It is often said that biological systems, such as cells, are 'complex systems'. A popular notion of complex systems is of one of a very large number of simple and identical elements interacting to produce 'complex' behaviors. However, the reality of biological systems is somewhat different: large numbers of functionally diverse, and frequently multifunctional sets of elements interact selectively and nonlinearly to produce coherent rather than complex behaviors. To understand the complexity of biological systems, our group integrates experimental and computational research — in other words we apply a systems biology approach. Systems biology, through pragmatic modeling and theoretical exploration, provides a powerful foundation from which to address critical scientific questions head-on.

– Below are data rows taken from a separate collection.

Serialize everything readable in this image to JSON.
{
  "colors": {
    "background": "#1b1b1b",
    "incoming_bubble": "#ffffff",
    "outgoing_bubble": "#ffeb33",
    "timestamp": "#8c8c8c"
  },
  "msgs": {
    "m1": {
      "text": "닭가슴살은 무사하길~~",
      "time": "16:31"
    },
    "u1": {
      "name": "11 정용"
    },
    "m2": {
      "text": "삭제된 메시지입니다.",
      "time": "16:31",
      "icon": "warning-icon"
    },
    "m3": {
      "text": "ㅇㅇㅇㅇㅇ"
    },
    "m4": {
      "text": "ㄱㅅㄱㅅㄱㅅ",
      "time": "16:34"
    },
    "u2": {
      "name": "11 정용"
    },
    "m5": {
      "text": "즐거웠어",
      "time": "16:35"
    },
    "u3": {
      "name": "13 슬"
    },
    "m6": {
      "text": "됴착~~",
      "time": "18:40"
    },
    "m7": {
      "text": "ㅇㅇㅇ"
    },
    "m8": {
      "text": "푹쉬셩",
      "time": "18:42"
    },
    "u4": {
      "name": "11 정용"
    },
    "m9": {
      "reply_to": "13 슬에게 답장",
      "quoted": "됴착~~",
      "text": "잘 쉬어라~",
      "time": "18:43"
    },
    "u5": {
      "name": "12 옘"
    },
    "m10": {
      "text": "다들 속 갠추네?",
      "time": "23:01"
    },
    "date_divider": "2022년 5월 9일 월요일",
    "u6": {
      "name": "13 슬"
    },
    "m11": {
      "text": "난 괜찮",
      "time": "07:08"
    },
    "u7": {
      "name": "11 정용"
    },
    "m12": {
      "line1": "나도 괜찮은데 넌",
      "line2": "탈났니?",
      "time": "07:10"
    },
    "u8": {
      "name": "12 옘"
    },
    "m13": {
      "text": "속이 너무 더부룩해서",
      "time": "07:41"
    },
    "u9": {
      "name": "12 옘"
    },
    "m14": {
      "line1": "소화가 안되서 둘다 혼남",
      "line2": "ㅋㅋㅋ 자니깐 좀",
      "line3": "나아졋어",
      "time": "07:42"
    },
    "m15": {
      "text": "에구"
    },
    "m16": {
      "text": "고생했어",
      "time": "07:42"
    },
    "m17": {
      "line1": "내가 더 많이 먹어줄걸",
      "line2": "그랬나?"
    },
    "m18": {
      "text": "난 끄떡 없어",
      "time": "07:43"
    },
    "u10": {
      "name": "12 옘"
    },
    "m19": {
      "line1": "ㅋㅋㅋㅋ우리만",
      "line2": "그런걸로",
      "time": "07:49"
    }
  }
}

The main objective of our "systems biology and bioinformatics" group is to discover new molecular mechanisms using an iterative cycle that starts with experimental data, followed by data analysis and data integration to determine correlations between concentrations of molecules, and ends with the formulation of hypotheses concerning co- and inter-regulation of groups of those molecules. These hypotheses then predict new correlations, which can be tested in new rounds of experiments or by further biochemical analyses. The major strengths of our approach are that it is potentially complete (i.e. genome-wide) and that it addresses the transcriptome, proteome, metabolome and fluxome. Our group works on addressing questions fundamental to our understanding of life, yet progress here will lead to practical innovations in medicine, drug discovery and bioengineering. Our group has two distinct branches: knowledge discovery, or data-mining, which extracts the hidden patterns from huge quantities of experimental data, forming hypotheses as a result; and simulation-based analysis, which tests hypotheses with in silico experiments, providing predictions to be tested by in vitro and in vivo studies.